(What the exercise asks)
Look through the data below and show every line that includes "icon".

Extracted records
# # # #

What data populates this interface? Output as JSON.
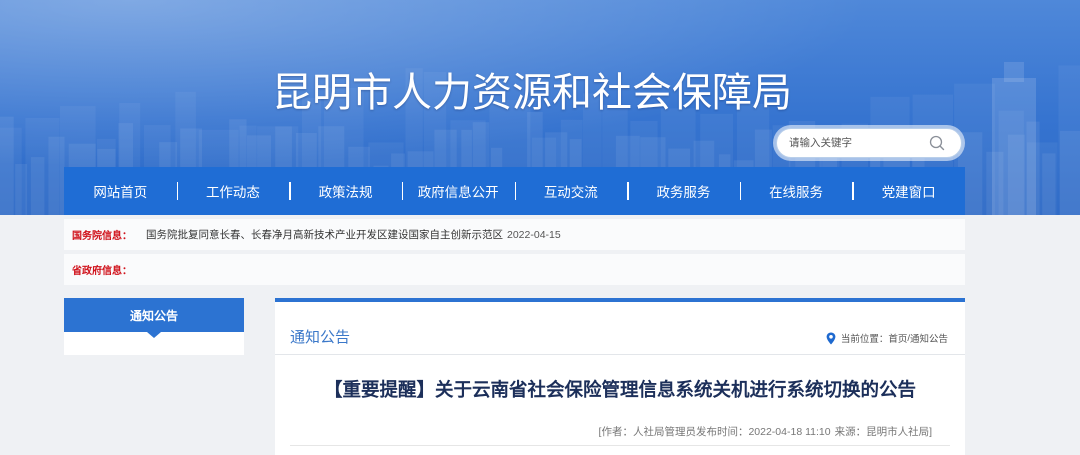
{
  "site": {
    "title": "昆明市人力资源和社会保障局"
  },
  "search": {
    "placeholder": "请输入关键字",
    "icon": "search-icon"
  },
  "nav": {
    "items": [
      {
        "label": "网站首页"
      },
      {
        "label": "工作动态"
      },
      {
        "label": "政策法规"
      },
      {
        "label": "政府信息公开"
      },
      {
        "label": "互动交流"
      },
      {
        "label": "政务服务"
      },
      {
        "label": "在线服务"
      },
      {
        "label": "党建窗口"
      }
    ]
  },
  "info": [
    {
      "label": "国务院信息：",
      "text": "国务院批复同意长春、长春净月高新技术产业开发区建设国家自主创新示范区",
      "date": "2022-04-15"
    },
    {
      "label": "省政府信息："
    }
  ],
  "sidebar": {
    "title": "通知公告"
  },
  "main": {
    "section_title": "通知公告",
    "breadcrumb": {
      "icon": "location-pin-icon",
      "label": "当前位置：",
      "items": [
        "首页",
        "通知公告"
      ],
      "separator": "/"
    },
    "article": {
      "title": "【重要提醒】关于云南省社会保险管理信息系统关机进行系统切换的公告",
      "meta": {
        "open": "[",
        "author_label": "作者：",
        "author": "人社局管理员",
        "time_label": "发布时间：",
        "time": "2022-04-18 11:10",
        "source_label": "来源：",
        "source": "昆明市人社局",
        "close": "]"
      }
    }
  },
  "colors": {
    "nav_bg": "#1f6dd5",
    "accent": "#2c73d2",
    "label_red": "#d0121b",
    "title_navy": "#1c2f5a",
    "section_blue": "#3b78c9"
  }
}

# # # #

(Task output)
    "icon": "search-icon"
      "icon": "location-pin-icon",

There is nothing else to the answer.